# Task details
From the records below, find each line with the string "this" and copy it.

Stored items
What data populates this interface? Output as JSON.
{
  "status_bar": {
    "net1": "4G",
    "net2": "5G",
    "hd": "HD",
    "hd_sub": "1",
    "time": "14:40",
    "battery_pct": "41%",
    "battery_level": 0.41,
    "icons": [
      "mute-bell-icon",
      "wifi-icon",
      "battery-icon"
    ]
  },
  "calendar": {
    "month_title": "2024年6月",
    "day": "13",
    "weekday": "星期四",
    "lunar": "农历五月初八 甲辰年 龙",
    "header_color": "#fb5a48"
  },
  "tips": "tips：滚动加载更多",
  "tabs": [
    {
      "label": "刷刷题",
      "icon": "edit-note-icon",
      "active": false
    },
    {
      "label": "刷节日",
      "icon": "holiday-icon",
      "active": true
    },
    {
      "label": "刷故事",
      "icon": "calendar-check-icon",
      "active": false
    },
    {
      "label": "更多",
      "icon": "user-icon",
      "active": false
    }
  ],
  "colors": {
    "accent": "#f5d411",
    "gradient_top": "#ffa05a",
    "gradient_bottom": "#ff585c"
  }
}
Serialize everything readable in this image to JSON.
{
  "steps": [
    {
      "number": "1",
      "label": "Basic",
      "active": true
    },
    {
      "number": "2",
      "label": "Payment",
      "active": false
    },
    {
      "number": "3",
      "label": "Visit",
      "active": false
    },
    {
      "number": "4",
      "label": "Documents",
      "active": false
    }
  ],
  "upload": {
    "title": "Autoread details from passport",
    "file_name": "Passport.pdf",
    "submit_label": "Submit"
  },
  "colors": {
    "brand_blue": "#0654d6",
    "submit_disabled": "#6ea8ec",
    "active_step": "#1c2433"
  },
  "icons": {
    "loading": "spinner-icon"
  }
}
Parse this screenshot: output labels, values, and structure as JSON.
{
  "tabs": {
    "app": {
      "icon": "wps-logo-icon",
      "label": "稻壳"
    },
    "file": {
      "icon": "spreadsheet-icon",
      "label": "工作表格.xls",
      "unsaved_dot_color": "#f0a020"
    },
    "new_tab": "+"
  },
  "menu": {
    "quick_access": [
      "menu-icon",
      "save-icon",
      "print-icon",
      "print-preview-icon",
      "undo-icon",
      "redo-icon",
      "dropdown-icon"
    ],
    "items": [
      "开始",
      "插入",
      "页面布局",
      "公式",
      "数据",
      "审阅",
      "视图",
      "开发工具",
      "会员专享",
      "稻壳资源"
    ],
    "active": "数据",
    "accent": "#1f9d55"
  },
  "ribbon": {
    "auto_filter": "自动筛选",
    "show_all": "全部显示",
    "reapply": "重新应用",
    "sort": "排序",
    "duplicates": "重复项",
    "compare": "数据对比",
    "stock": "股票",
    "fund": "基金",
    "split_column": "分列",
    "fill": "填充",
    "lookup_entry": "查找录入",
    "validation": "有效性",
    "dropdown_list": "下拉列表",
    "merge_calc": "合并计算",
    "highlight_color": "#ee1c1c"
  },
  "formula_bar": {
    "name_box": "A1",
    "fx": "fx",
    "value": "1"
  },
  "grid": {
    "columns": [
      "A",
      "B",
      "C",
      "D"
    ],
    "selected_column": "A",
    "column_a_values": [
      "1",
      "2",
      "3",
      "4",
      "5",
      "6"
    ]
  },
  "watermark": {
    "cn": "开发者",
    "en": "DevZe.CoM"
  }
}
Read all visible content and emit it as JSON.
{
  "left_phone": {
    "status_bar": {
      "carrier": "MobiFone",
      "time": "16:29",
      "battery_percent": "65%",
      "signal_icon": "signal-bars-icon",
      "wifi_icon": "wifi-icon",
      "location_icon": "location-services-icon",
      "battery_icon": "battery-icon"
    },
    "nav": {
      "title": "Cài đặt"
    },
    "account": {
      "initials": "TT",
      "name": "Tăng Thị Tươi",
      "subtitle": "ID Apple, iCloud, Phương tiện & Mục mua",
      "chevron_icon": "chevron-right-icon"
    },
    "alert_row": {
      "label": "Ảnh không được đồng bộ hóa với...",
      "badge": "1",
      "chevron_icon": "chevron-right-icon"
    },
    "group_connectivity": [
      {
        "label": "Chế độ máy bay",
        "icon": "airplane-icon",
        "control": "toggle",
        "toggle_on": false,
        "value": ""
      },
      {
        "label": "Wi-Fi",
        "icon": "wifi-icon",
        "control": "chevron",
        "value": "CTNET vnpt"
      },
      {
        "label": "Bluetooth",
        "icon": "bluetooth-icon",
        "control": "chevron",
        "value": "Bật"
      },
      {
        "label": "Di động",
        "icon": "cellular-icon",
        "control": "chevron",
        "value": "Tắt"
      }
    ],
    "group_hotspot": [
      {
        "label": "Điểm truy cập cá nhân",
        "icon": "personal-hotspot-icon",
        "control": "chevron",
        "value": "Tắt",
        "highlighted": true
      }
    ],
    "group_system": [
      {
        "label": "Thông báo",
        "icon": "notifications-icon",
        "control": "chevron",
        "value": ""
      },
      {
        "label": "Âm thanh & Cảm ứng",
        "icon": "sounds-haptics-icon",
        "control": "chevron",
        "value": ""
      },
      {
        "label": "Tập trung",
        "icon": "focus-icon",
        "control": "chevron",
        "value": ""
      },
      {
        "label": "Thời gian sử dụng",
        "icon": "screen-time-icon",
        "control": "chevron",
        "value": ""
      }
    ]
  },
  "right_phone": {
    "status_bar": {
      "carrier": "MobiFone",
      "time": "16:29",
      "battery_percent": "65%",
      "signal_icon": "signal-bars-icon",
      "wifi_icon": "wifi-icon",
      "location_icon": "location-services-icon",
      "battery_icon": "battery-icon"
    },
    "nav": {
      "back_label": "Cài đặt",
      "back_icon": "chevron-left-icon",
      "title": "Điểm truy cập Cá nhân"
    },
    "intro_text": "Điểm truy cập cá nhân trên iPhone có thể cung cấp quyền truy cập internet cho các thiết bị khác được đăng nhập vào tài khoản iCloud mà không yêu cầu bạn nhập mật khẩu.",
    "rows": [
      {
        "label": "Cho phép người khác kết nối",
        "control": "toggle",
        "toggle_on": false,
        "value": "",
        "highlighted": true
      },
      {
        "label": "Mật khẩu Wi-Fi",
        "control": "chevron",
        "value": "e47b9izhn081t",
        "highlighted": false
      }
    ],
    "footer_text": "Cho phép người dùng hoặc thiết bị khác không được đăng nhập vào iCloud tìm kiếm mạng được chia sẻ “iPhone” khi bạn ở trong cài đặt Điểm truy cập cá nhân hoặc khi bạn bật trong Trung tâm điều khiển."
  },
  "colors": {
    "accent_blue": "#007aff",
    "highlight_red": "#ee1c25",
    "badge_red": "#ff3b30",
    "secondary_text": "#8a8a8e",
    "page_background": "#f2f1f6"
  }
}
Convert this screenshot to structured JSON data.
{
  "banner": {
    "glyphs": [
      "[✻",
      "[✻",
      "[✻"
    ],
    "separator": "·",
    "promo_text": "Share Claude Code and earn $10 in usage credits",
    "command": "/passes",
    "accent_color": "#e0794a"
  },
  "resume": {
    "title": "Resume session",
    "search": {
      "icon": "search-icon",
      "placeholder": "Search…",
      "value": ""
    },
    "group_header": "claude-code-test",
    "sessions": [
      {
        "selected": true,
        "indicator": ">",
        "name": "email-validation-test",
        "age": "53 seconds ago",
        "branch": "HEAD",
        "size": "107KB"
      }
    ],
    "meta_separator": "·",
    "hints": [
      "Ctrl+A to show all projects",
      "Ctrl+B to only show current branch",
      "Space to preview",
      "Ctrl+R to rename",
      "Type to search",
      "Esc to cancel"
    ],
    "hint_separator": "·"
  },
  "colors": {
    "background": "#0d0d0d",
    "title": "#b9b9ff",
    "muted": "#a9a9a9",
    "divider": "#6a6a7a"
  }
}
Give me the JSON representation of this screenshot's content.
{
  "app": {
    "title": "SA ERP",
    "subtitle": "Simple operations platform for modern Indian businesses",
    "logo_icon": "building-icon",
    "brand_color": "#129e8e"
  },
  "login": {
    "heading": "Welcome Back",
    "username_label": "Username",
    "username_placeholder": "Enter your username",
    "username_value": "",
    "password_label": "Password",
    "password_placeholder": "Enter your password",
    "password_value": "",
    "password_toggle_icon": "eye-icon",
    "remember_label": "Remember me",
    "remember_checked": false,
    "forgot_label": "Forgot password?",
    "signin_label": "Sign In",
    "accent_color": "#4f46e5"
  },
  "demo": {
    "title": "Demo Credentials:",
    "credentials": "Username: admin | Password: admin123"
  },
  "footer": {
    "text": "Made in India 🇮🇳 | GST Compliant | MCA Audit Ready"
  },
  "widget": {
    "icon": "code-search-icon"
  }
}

# Exercise result
What data populates this interface? Output as JSON.
Serialize everything readable in this image to JSON.
Parse this screenshot: output labels, values, and structure as JSON.
Convert this screenshot to structured JSON data.
Give me the JSON representation of this screenshot's content.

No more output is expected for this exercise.